### Work task:
The required answer is an exact copy of every entry underneath.

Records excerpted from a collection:
[Start of Attachment]

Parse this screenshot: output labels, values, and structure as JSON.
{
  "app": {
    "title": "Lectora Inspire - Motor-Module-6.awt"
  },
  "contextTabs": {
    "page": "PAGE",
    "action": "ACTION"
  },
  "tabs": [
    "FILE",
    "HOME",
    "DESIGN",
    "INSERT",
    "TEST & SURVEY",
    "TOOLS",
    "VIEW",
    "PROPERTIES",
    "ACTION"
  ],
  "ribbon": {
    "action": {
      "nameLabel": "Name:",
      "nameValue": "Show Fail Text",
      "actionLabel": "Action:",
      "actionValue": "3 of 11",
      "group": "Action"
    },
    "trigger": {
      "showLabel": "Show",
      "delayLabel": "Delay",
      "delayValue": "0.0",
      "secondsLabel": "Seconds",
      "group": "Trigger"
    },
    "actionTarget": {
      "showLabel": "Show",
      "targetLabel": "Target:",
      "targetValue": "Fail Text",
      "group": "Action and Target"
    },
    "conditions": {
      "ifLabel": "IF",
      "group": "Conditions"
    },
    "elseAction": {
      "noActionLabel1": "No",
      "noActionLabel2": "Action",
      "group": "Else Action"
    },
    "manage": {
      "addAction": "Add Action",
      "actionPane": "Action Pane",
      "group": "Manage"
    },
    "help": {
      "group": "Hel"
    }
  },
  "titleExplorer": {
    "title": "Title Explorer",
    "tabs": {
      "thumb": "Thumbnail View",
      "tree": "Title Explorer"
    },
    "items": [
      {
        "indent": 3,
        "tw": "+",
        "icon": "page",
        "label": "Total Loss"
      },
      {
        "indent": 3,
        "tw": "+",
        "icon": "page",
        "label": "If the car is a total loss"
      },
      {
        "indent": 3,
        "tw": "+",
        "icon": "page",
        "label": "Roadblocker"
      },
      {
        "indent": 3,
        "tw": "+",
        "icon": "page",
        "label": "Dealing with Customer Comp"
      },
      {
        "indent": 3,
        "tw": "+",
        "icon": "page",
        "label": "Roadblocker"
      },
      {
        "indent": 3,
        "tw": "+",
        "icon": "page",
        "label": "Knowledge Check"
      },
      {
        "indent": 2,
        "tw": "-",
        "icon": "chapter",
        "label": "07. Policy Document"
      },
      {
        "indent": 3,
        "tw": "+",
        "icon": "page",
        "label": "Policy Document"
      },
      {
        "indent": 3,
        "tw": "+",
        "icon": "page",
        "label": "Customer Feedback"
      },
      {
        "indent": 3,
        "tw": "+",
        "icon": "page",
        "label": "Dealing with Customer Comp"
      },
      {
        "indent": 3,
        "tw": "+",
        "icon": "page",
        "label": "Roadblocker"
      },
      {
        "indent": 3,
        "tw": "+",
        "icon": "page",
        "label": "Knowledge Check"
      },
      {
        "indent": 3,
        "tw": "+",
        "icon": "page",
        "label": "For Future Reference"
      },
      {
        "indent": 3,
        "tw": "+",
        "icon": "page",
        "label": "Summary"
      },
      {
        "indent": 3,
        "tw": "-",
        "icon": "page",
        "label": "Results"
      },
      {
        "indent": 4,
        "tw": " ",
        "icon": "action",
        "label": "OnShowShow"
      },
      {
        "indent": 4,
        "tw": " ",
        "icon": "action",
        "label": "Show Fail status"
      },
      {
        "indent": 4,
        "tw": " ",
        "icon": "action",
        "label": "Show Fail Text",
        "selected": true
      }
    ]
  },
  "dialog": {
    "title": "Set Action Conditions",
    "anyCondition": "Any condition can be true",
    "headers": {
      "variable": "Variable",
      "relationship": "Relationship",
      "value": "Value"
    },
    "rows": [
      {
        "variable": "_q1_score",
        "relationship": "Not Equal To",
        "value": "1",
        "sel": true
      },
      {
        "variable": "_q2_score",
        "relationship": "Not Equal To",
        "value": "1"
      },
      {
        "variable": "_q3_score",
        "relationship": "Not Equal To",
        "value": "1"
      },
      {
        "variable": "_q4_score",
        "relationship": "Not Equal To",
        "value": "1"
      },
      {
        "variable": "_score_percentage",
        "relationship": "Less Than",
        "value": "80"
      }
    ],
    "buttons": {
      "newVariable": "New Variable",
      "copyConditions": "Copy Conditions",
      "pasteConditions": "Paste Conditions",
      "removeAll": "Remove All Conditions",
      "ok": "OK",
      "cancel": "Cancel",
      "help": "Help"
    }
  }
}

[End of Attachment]

### Response box:
Parse this screenshot: output labels, values, and structure as JSON.
{
  "app": {
    "title": "Lectora Inspire - Motor-Module-6.awt"
  },
  "contextTabs": {
    "page": "PAGE",
    "action": "ACTION"
  },
  "tabs": [
    "FILE",
    "HOME",
    "DESIGN",
    "INSERT",
    "TEST & SURVEY",
    "TOOLS",
    "VIEW",
    "PROPERTIES",
    "ACTION"
  ],
  "ribbon": {
    "action": {
      "nameLabel": "Name:",
      "nameValue": "Show Fail Text",
      "actionLabel": "Action:",
      "actionValue": "3 of 11",
      "group": "Action"
    },
    "trigger": {
      "showLabel": "Show",
      "delayLabel": "Delay",
      "delayValue": "0.0",
      "secondsLabel": "Seconds",
      "group": "Trigger"
    },
    "actionTarget": {
      "showLabel": "Show",
      "targetLabel": "Target:",
      "targetValue": "Fail Text",
      "group": "Action and Target"
    },
    "conditions": {
      "ifLabel": "IF",
      "group": "Conditions"
    },
    "elseAction": {
      "noActionLabel1": "No",
      "noActionLabel2": "Action",
      "group": "Else Action"
    },
    "manage": {
      "addAction": "Add Action",
      "actionPane": "Action Pane",
      "group": "Manage"
    },
    "help": {
      "group": "Hel"
    }
  },
  "titleExplorer": {
    "title": "Title Explorer",
    "tabs": {
      "thumb": "Thumbnail View",
      "tree": "Title Explorer"
    },
    "items": [
      {
        "indent": 3,
        "tw": "+",
        "icon": "page",
        "label": "Total Loss"
      },
      {
        "indent": 3,
        "tw": "+",
        "icon": "page",
        "label": "If the car is a total loss"
      },
      {
        "indent": 3,
        "tw": "+",
        "icon": "page",
        "label": "Roadblocker"
      },
      {
        "indent": 3,
        "tw": "+",
        "icon": "page",
        "label": "Dealing with Customer Comp"
      },
      {
        "indent": 3,
        "tw": "+",
        "icon": "page",
        "label": "Roadblocker"
      },
      {
        "indent": 3,
        "tw": "+",
        "icon": "page",
        "label": "Knowledge Check"
      },
      {
        "indent": 2,
        "tw": "-",
        "icon": "chapter",
        "label": "07. Policy Document"
      },
      {
        "indent": 3,
        "tw": "+",
        "icon": "page",
        "label": "Policy Document"
      },
      {
        "indent": 3,
        "tw": "+",
        "icon": "page",
        "label": "Customer Feedback"
      },
      {
        "indent": 3,
        "tw": "+",
        "icon": "page",
        "label": "Dealing with Customer Comp"
      },
      {
        "indent": 3,
        "tw": "+",
        "icon": "page",
        "label": "Roadblocker"
      },
      {
        "indent": 3,
        "tw": "+",
        "icon": "page",
        "label": "Knowledge Check"
      },
      {
        "indent": 3,
        "tw": "+",
        "icon": "page",
        "label": "For Future Reference"
      },
      {
        "indent": 3,
        "tw": "+",
        "icon": "page",
        "label": "Summary"
      },
      {
        "indent": 3,
        "tw": "-",
        "icon": "page",
        "label": "Results"
      },
      {
        "indent": 4,
        "tw": " ",
        "icon": "action",
        "label": "OnShowShow"
      },
      {
        "indent": 4,
        "tw": " ",
        "icon": "action",
        "label": "Show Fail status"
      },
      {
        "indent": 4,
        "tw": " ",
        "icon": "action",
        "label": "Show Fail Text",
        "selected": true
      }
    ]
  },
  "dialog": {
    "title": "Set Action Conditions",
    "anyCondition": "Any condition can be true",
    "headers": {
      "variable": "Variable",
      "relationship": "Relationship",
      "value": "Value"
    },
    "rows": [
      {
        "variable": "_q1_score",
        "relationship": "Not Equal To",
        "value": "1",
        "sel": true
      },
      {
        "variable": "_q2_score",
        "relationship": "Not Equal To",
        "value": "1"
      },
      {
        "variable": "_q3_score",
        "relationship": "Not Equal To",
        "value": "1"
      },
      {
        "variable": "_q4_score",
        "relationship": "Not Equal To",
        "value": "1"
      },
      {
        "variable": "_score_percentage",
        "relationship": "Less Than",
        "value": "80"
      }
    ],
    "buttons": {
      "newVariable": "New Variable",
      "copyConditions": "Copy Conditions",
      "pasteConditions": "Paste Conditions",
      "removeAll": "Remove All Conditions",
      "ok": "OK",
      "cancel": "Cancel",
      "help": "Help"
    }
  }
}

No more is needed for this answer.